#1. “They can right a wrong.” When a student gives an incorrect answer, rather than jump to say, “wrong,” the “best teachers put themselves in their students’ shoes—and grapple with how they arrived at the wrong answer in order to set them right.” When we are trying to win someone over, we are trying to nudge their hearts and their minds in a life-affirming direction, not score debating points. Gently, start from where they are at and help them see where and why they went wrong.
#2. “They encourage deeper thinking.” Comparing Japanese and American teachers in their classrooms, Green concluded there is a “nuanced difference in how the questions were framed” which had a huge influence in the participation rate among the students. Asking “how or why” questions (as opposed to merely asking “what”) meant many more Japanese students “helped initiate the solution to a problem.” The former approach is obviously more open-ended, which, we can hope, keeps the discussion with our potential recruit going rather than ending with one or two back-and-forths. And great teachers also
#3. “They show more than they tell.” This is described as “helping students learn to complete tasks that require a lot of detailed thinking.” (Stanford education professor Pam Grossman calls this “modeling.”) In our realm, if we are asking someone to grasp what may seem to them the rough equivalent of learning a foreign language (because they have not been exposed to formal or informal pro-life tutoring), it’s often not enough to tell them to consider what we said again or read our piece of pro-life literature once more.
To get them from here to there we need to be more specific, showing “the invisible mental steps that go into” the kind of thinking that allows us to grasp more complicated and nuanced concepts. (Green writes that “Grossman calls this ‘making your thinking visible.’”) On our part this requires patience and also a self-reminder that once upon a time we didn’t know what we know so well now. What is self-evident (to us) is not to them. We need to walk them through the steps.
One other very reassuring observation from Green’s excerpt which is implicit.

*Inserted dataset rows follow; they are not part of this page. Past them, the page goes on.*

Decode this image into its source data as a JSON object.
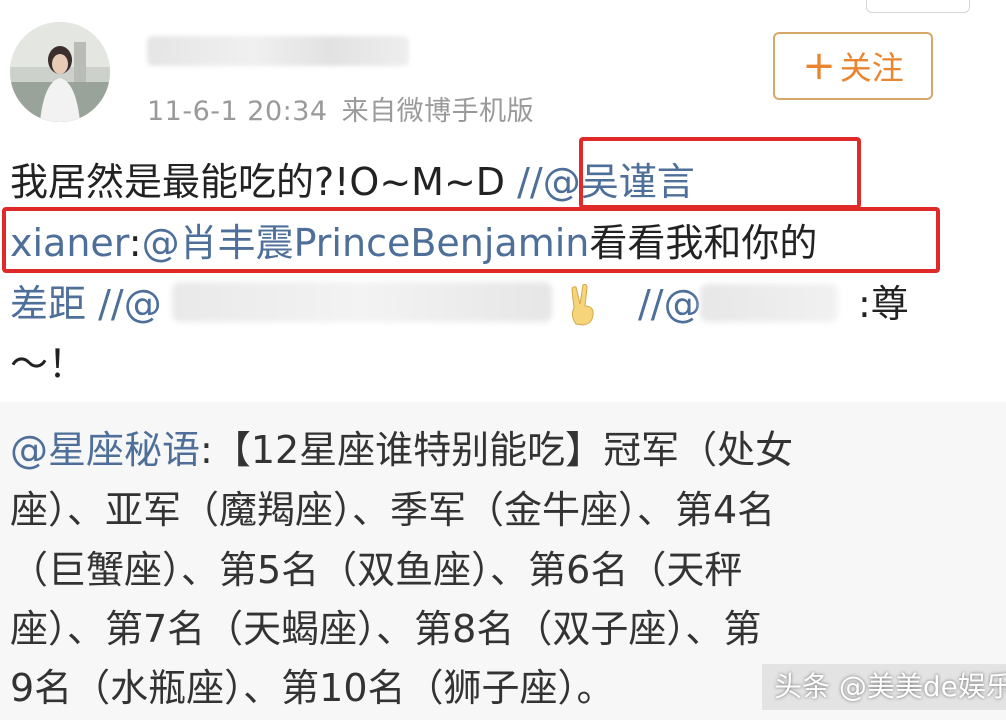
{
  "post": {
    "timestamp": "11-6-1 20:34",
    "source": "来自微博手机版",
    "follow_label": "关注",
    "text": {
      "line1_plain": "我居然是最能吃的?!O~M~D ",
      "line1_mention": "//@吴谨言",
      "line2_mention": "xianer",
      "line2_colon": ":",
      "line2_mention2": "@肖丰震PrinceBenjamin",
      "line2_plain": "看看我和你的",
      "line3_plain": "差距 ",
      "line3_mention_a": "//@",
      "line3_mention_b": "//@",
      "line3_plain_end": ":尊",
      "line4_plain": "～！"
    }
  },
  "quoted": {
    "author": "@星座秘语",
    "line1_rest": ":【12星座谁特别能吃】冠军（处女",
    "line2": "座）、亚军（魔羯座）、季军（金牛座）、第4名",
    "line3": "（巨蟹座）、第5名（双鱼座）、第6名（天秤",
    "line4": "座）、第7名（天蝎座）、第8名（双子座）、第",
    "line5": "9名（水瓶座）、第10名（狮子座）。"
  },
  "watermark": "头条 @美美de娱乐",
  "colors": {
    "mention": "#4d6f99",
    "follow_border": "#d7a86a",
    "follow_text": "#e8852e",
    "highlight": "#e02a2a",
    "meta_text": "#9a9a9a"
  },
  "icons": {
    "follow": "plus-icon",
    "emoji": "victory-hand-emoji"
  }
}
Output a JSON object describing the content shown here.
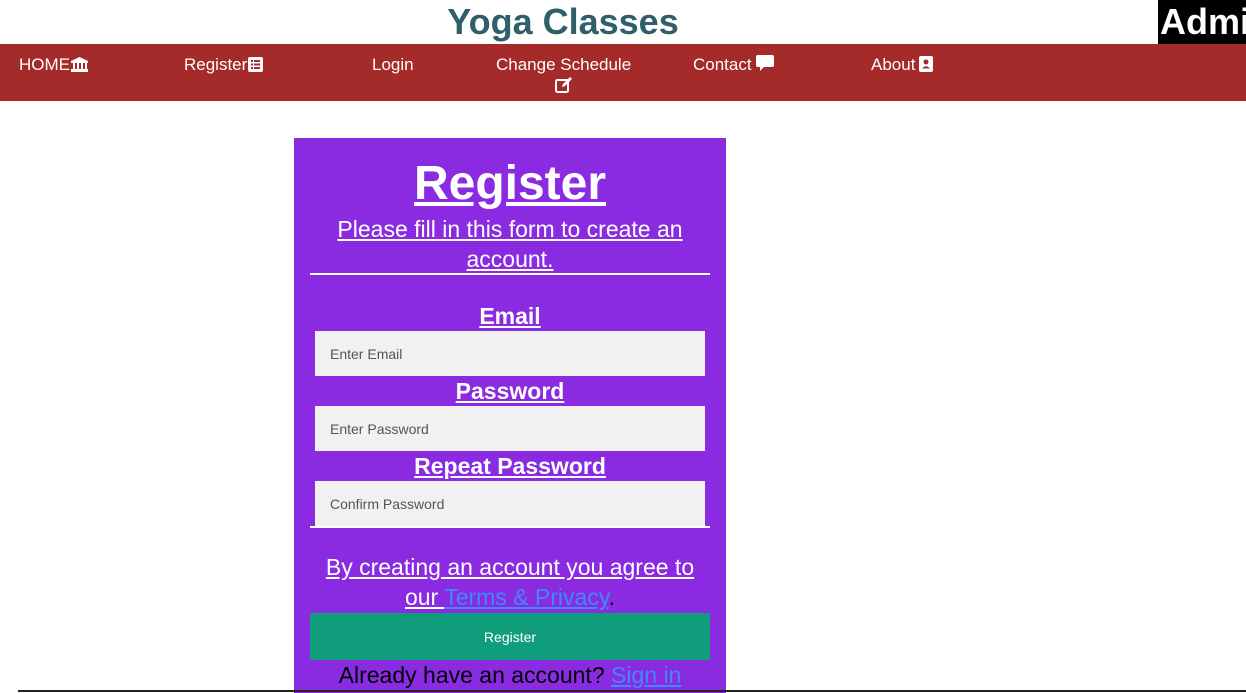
{
  "header": {
    "site_title": "Yoga Classes",
    "admin_label": "Admi"
  },
  "nav": {
    "items": [
      {
        "label": "HOME",
        "icon": "bank-icon"
      },
      {
        "label": "Register",
        "icon": "list-icon"
      },
      {
        "label": "Login",
        "icon": ""
      },
      {
        "label": "Change Schedule",
        "icon": "edit-icon"
      },
      {
        "label": "Contact",
        "icon": "comment-icon"
      },
      {
        "label": "About",
        "icon": "contact-card-icon"
      }
    ]
  },
  "form": {
    "title": "Register",
    "subtitle": "Please fill in this form to create an account.",
    "email_label": "Email",
    "email_placeholder": "Enter Email",
    "password_label": "Password",
    "password_placeholder": "Enter Password",
    "repeat_label": "Repeat Password",
    "repeat_placeholder": "Confirm Password",
    "terms_text": "By creating an account you agree to our ",
    "terms_link": "Terms & Privacy",
    "terms_end": ".",
    "register_button": "Register",
    "signin_text": "Already have an account? ",
    "signin_link": "Sign in"
  },
  "colors": {
    "navbar": "#a52a2a",
    "card": "#8a2be2",
    "button": "#109d7c",
    "link": "#3b8cf5",
    "title": "#2f5f6a"
  }
}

She argues that research demonstrates conclusively that (contrary to Hollywood) “what makes for great and nimble teachers” is not that they are born that way.
These kinds of exceptional educators come in all stripes—extroverts and introverts; humorous and serious; “flexible as rubber,” others far less so.
By making the effort, anyone of us can be, in our own way, a more effective ambassador for Life.